• [Your objective]
Copy each line below in which the word "carrier" occurs.

• [Provided information]
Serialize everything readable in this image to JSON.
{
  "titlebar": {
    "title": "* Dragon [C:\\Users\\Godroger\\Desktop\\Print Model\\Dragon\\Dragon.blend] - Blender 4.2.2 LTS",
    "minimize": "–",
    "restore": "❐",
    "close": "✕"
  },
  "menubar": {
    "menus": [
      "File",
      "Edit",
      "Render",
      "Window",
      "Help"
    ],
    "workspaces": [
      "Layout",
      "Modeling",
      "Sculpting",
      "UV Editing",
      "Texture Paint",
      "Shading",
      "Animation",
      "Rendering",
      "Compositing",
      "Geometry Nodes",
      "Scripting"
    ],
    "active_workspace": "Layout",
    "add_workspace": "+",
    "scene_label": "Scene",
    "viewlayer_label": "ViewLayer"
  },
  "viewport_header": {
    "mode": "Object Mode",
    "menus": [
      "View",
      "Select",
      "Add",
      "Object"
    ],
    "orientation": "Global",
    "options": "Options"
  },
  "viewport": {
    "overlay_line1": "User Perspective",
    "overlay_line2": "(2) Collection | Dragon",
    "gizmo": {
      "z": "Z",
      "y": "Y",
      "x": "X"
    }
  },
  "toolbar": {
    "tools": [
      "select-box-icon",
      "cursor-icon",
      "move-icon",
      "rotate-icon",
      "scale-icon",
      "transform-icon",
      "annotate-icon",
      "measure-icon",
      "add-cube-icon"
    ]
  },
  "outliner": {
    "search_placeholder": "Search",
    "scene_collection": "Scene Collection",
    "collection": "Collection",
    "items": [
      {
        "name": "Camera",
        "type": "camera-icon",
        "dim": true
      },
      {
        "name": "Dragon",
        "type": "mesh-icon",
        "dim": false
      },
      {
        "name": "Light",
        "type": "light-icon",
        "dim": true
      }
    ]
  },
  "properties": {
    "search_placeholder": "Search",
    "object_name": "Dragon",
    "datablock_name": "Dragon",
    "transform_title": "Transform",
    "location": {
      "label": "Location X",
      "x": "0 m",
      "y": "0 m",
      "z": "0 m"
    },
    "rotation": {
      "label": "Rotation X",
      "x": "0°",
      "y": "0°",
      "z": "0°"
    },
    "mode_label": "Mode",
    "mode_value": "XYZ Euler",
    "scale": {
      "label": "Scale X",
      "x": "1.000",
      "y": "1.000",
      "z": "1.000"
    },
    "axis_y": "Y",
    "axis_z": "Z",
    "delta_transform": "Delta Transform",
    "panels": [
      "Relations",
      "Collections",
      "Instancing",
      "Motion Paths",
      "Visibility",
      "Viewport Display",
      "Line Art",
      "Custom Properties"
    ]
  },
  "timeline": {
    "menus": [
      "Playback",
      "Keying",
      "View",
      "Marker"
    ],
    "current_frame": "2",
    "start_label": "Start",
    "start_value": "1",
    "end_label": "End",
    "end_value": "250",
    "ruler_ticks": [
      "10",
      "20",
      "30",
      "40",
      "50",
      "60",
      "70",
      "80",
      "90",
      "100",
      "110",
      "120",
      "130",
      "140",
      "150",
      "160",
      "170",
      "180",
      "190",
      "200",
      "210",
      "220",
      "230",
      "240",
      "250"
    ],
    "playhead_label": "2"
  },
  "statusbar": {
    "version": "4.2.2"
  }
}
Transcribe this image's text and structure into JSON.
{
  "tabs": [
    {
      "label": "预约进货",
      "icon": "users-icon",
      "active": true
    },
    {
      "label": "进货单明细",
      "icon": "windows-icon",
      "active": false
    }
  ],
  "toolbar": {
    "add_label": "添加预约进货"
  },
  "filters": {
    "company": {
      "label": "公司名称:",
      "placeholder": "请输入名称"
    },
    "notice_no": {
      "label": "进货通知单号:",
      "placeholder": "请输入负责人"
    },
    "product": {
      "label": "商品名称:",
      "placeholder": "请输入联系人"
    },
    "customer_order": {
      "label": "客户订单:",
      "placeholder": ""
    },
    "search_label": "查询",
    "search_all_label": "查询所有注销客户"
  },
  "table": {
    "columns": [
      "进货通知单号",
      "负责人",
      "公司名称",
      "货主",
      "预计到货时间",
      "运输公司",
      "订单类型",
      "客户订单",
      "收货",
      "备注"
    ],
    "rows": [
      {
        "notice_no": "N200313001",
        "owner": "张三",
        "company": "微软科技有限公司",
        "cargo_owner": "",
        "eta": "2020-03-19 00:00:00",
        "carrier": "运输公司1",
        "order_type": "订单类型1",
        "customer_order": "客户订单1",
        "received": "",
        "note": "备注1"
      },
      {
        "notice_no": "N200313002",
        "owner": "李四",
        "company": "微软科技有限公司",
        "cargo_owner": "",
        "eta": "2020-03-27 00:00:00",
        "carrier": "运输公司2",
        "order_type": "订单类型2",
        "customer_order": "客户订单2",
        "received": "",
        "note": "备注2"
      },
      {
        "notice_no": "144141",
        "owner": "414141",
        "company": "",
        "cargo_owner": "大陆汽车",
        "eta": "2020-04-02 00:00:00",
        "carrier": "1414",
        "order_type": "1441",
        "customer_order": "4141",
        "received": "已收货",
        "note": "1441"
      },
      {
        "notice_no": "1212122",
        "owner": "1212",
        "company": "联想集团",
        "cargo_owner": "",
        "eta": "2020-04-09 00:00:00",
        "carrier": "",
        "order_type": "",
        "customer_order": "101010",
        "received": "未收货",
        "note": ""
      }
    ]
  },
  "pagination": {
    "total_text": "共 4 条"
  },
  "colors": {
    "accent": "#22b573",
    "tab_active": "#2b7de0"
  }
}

• [Answer below]
        "carrier": "运输公司1",
        "carrier": "运输公司2",
        "carrier": "1414",
        "carrier": "",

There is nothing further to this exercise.